Greek philosopher Plato described Atlantis as a vast island-continent west of the Mediterranean, surrounded by the Atlantic Ocean.
The Greek word Atlantis means the island of Atlas, while the Atlantic means the ocean of Atlas. But can the waters of the Atlantic really be hiding the remains of this lost civilisation? According to the myth, visited many times in film and television, Atlantis was governed in peace, was rich in commerce and was advanced in knowledge, still unsurpassed to this day in its spiritual and creative genius.
But according to Plato's story, the people of Atlantis became complacent and their leaders arrogant. The gods destroyed Atlantis as punishment, flooding it and submerging the island in one day and night.
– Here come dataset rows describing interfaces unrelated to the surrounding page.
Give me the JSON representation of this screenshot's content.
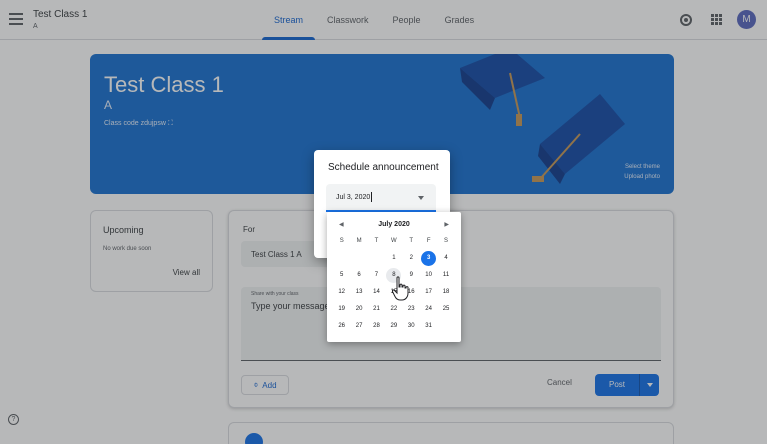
{
  "header": {
    "class_title": "Test Class 1",
    "class_section": "A",
    "tabs": [
      {
        "label": "Stream",
        "active": true
      },
      {
        "label": "Classwork",
        "active": false
      },
      {
        "label": "People",
        "active": false
      },
      {
        "label": "Grades",
        "active": false
      }
    ],
    "avatar_letter": "M"
  },
  "banner": {
    "title": "Test Class 1",
    "section": "A",
    "class_code_label": "Class code",
    "class_code": "zdujpsw",
    "select_theme": "Select theme",
    "upload_photo": "Upload photo"
  },
  "upcoming": {
    "title": "Upcoming",
    "note": "No work due soon",
    "view_all": "View all"
  },
  "announce": {
    "for_label": "For",
    "for_value": "Test Class 1 A",
    "share_label": "Share with your class",
    "message_placeholder": "Type your message",
    "add_label": "Add",
    "cancel_label": "Cancel",
    "post_label": "Post"
  },
  "schedule_dialog": {
    "title": "Schedule announcement",
    "date_value": "Jul 3, 2020"
  },
  "calendar": {
    "month_label": "July 2020",
    "weekdays": [
      "S",
      "M",
      "T",
      "W",
      "T",
      "F",
      "S"
    ],
    "weeks": [
      [
        "",
        "",
        "",
        "1",
        "2",
        "3",
        "4"
      ],
      [
        "5",
        "6",
        "7",
        "8",
        "9",
        "10",
        "11"
      ],
      [
        "12",
        "13",
        "14",
        "15",
        "16",
        "17",
        "18"
      ],
      [
        "19",
        "20",
        "21",
        "22",
        "23",
        "24",
        "25"
      ],
      [
        "26",
        "27",
        "28",
        "29",
        "30",
        "31",
        ""
      ]
    ],
    "selected_day": "3",
    "hover_day": "8"
  },
  "colors": {
    "accent": "#1a73e8",
    "banner": "#1e74d1"
  }
}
After Plato, Atlantis was forgotten until Ignatius Donnelly revived the myth in 1882, seeing it as the logical explanation for common traits in civilisations around the world, such as the pyramid building of ancient Egyptian and Mayan civilisations.
Theories have since abounded as to where Atlantis was. Antarctica, Indonesia, the North Atlantic, the United States and the Arctic are just a few of the locations identified by archaeologists and dreamers.
Some, such as Erich von Daniken in his book Chariots Of The Gods, famously claimed the lost civilisation came from outer space.
The island of Santorini in the Adriatic, destroyed by a volcanic eruption that could in turn have brought the Minoan culture of ancient Crete to an end, provides the most plausible archaeological explanation to the myth. Orthodox archaeology has long dismissed Donnelly's theory of a common root to civilisation, claiming that far-flung ancient civilisations evolved independently.
Supernatural Science (Pearl, 10.45pm) revisits the debate and tries once more to pinpoint the lost paradise. It visits locations in Turkey and the Mediterranean that historians and archaeologists have suggested to be the original site. It then explores what it bills as a new theory - that Atlantis was a city in South America.
Certain sites in South America apparently fit Plato's description, though supporters of other locations use similar evidence to bolster their case. The programme also examines the theories of the trading links between Atlantis and the ancient Egyptians and Greeks, which provided the source of the myth.
Archaeologist and adventurer Graham Hancock's theories on ancient civilisations and their global communications have already made intriguing television in the Lost Civilisations series. This documentary will fuel the interest further, even though it is unlikely to have the final word on the subject.
The destruction of a more recent land and culture is the topic of A New World: Healing The Wounds, Regreening The Land (Discovery, 10am). This revisits the terrible destruction of Vietnam during its long war with the United States, which destroyed huge tracts of rain forest.
It introduces viewers to one man, Dr Vo Quy, who is now at the forefront of efforts to 're-green' Vietnam, holding informal meetings in villagers to spread the message of environmental awareness and show them how to restore their land.